As at 2018, Dewji occupied the position of youngest African billionaire. Prior to that, he was the first Tanzanian on the cover of Forbes Magazine in 2013.
Benjelloun’s net worth is $1.4 billion and bulk of his fortune is from banking and insurance. He is the CEO of BMCE Bank of Africa which operates in more than 20 African countries. He took over his father’s shareholdings in an insurance company and built it into a leading insurer.
In 2014, he inaugurated a $500 million plan to build the 55-story Mohammed VI Tower in Rabat, into what will become one of the tallest buildings in Africa. In Addition, Benjelloun is the chairman of Meditelecome and a member of World Union of Arab Bankers.
Michiel Le Roux
Michiel Le Roux is a South African billionaire with a net worth of $1.3 billion. He is the founder and Board member of Capitec Bank Holdings Limited. Aside this, he is a Director of Zeder Investments.

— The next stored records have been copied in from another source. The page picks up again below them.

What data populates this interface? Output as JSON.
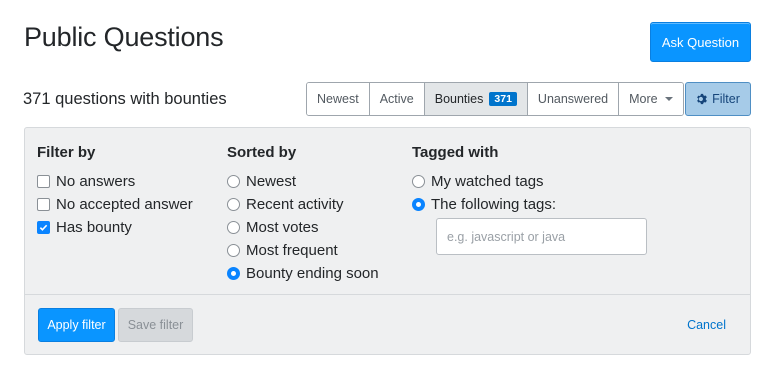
{
  "header": {
    "title": "Public Questions",
    "ask_label": "Ask Question"
  },
  "summary": {
    "count_text": "371 questions with bounties"
  },
  "tabs": [
    {
      "label": "Newest",
      "active": false
    },
    {
      "label": "Active",
      "active": false
    },
    {
      "label": "Bounties",
      "active": true,
      "badge": "371"
    },
    {
      "label": "Unanswered",
      "active": false
    },
    {
      "label": "More",
      "active": false,
      "dropdown": true
    }
  ],
  "filter_button": {
    "label": "Filter",
    "icon": "gear-icon"
  },
  "filter_panel": {
    "filter_by": {
      "heading": "Filter by",
      "options": [
        {
          "label": "No answers",
          "checked": false
        },
        {
          "label": "No accepted answer",
          "checked": false
        },
        {
          "label": "Has bounty",
          "checked": true
        }
      ]
    },
    "sorted_by": {
      "heading": "Sorted by",
      "options": [
        {
          "label": "Newest",
          "selected": false
        },
        {
          "label": "Recent activity",
          "selected": false
        },
        {
          "label": "Most votes",
          "selected": false
        },
        {
          "label": "Most frequent",
          "selected": false
        },
        {
          "label": "Bounty ending soon",
          "selected": true
        }
      ]
    },
    "tagged_with": {
      "heading": "Tagged with",
      "options": [
        {
          "label": "My watched tags",
          "selected": false
        },
        {
          "label": "The following tags:",
          "selected": true
        }
      ],
      "input_value": "",
      "input_placeholder": "e.g. javascript or java"
    },
    "footer": {
      "apply_label": "Apply filter",
      "save_label": "Save filter",
      "cancel_label": "Cancel"
    }
  },
  "colors": {
    "primary": "#0a95ff",
    "link": "#0074cc",
    "panel_bg": "#eff0f1"
  }
}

Also, he served as the Managing Director of Boland PKS, NBS Boland and BOE bank. Michel owns about 11% stake of Capitec Bank.
Strive occupies the nineteenth position on the Forbes Africa’s richest 2020 edition list. He is a London-based Zimbabwean billionaire businessman with a net worth of $1.1 billion. He is a founder and executive chairman of the telecommunications, media and technology company, Econet Wireless. Also, he has stakes in mobile phone networks in Burundi and Lesotho, and investments in Fintech, and power distribution firms in Africa.
Strive is a member of the Africa Progress Panel (APP), a group of individuals that advocates for equitable and sustainable development in Africa. He is a philanthropist and has assisted several Africans with his wealth.
Folorunsho Alakija is the second African richest woman on the list after Isabel Dos Santos of Angola, and she is worth $1 billion. She is the vice chair of Famfa Oil, a Nigerian oil exploration company with a stake in Agbami Oilfield, a prolific offshore asset.
Famfa Oil’s partners include Chevron and Petrobras. Alakija’s first company was a fashion label whose customers included the wife of former Nigerian president Ibrahim Babangida.
The Nigerian government awarded Alakija’s company an oil prospecting license in 1993, which was later converted to an oil mining lease. The Agbami field has been operating since 2008. Famfa Oil says it will likely operate through 2024.
Africa is evolving, and it’s the next big thing. We have always maintained at Entrepreneurs.ng, that entrepreneurship is the solution to our economic problem and it’s a thing of joy when we read about the exploits of African’s richest businessmen and women.
To keep track of our activities, follow us on Instagram.